Black Activist Found Guilty in Second Trial : Courts: Jitu Sadiki claimed prosecution on burglary charge was racially motivated. He won a new trial after conviction last year.


A black community activist who claimed his prosecution for a Culver City burglary was racially motivated was convicted Wednesday for the second time in the case.

Supporters, including members of a group called the Civil Rights Congress, denounced the verdict as “another example of how the system doesn’t work for black men,” and vowed to raise funds for an appeal.

Jitu Sadiki, 34, of South-Central Los Angeles, was convicted last year of breaking into a beauty salon and attempting to enter an adjacent pawn shop. But he won a new trial on the basis of incompetent counsel. This time, a Santa Monica jury of 11 whites and one black deliberated for less than two days before finding him guilty of two counts of second-degree burglary.

Sadiki, who had been free on $2,500 bail, was immediately taken into custody on orders from Superior Court Judge James Albracht, with sentencing set for July 18. He faces a maximum of three years and eight months in state prison.


He already has served six years in prison on a murder conviction.

The defendant’s father, Otis Smith, said his son “wasn’t prepared for this. He thought he’d be convicted on lesser charges, if at all.” Smith said he and his wife will care for their son’s three adopted children, ages 3 to 6.

Jurors said afterward that their decision “wasn’t easy,” because the case came down to whether they believed Sadiki or the white police officer who identified him as the man he chased out the back entrance of the Deja Vu beauty shop two years ago.

“We all felt under pressure,” said one juror, who asked not to be identified. She added, however, that there was a gradual convergence of views in the jury room, with never any danger of a hung jury.

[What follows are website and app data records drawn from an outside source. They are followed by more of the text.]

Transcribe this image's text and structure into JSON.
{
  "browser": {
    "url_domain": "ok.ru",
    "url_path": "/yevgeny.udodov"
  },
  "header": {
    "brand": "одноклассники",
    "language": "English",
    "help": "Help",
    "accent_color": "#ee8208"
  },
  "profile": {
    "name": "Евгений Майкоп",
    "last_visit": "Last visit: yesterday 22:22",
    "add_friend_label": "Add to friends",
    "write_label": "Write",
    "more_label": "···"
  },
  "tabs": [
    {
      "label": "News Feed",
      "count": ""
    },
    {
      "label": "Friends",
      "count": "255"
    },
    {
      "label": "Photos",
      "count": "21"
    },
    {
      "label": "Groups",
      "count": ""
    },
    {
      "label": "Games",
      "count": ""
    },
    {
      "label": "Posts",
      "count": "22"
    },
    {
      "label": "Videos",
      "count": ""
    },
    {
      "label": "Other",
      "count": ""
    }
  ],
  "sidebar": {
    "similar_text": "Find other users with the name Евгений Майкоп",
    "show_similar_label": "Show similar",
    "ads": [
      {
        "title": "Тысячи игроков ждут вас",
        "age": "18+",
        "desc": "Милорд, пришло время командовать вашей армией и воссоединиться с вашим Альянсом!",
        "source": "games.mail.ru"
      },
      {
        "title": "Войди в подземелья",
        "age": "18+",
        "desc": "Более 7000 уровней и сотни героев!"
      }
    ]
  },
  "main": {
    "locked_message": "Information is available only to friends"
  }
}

The lone black juror said she did not want to talk about her decision.


Sadiki, who did not testify at his second trial, maintained that he had been in a nearby bar at the time of the crime. However, patrons of the bar, frequented mostly by homosexual women, testified that no black man was present that night.

He claimed to have been shot at and beaten by Culver City police, who acknowledged that they used force to restrain him after he allegedly tried to take an officer’s gun during a struggle.

In calling for a new trial in the case, a Santa Monica Superior Court judge had ruled that the first defense attorney did not put on “the best possible defense.”

Complicating matters, the boots Sadiki was wearing on the night of his arrest--and which conceivably could have exonerated him if they did not match prints found at the scene--were mistakenly discarded by authorities a year later.


Deputy Dist. Atty. Todd Melnik, who prosecuted Sadiki in both trials, said he was glad the issue has been settled. “There was no racism involved; the police department acted in good faith,” he said. “I will not not deny that racial incidents do occur in the police force, but this is not one of them.”

Sadiki’s attorney, Robert Harris, declined to comment.

Melnik said that Sadiki has demonstrated a pattern of not telling the truth, including the facts surrounding his earlier convictions for murder and car theft. He claimed to have been hospitalized at the time of the murder for which he was convicted, Melnik said, and after the medical records were shown to have been fabricated, he claimed he shot in self-defense.

The prosecutor said Sadiki had turned a routine burglary case into a media campaign. His cause attracted supporters as diverse as former football player Jim Brown and anti-police abuse crusader Don Jackson, and raised about $15,000 for his defense.


His case appeared to many to be another example of trial by skin color. And his supporters noted that he had turned his life around since being released from prison eight years ago.

Sadiki’s father said this isn’t the first time prejudice has touched his family.

Another of his sons, Danny Smith, died after being shot seven times in the back by Culver City police five years ago, he said. The elder Smith said a wrongful death lawsuit, filed on behalf of the two youngsters the victim left behind, is to be heard next month.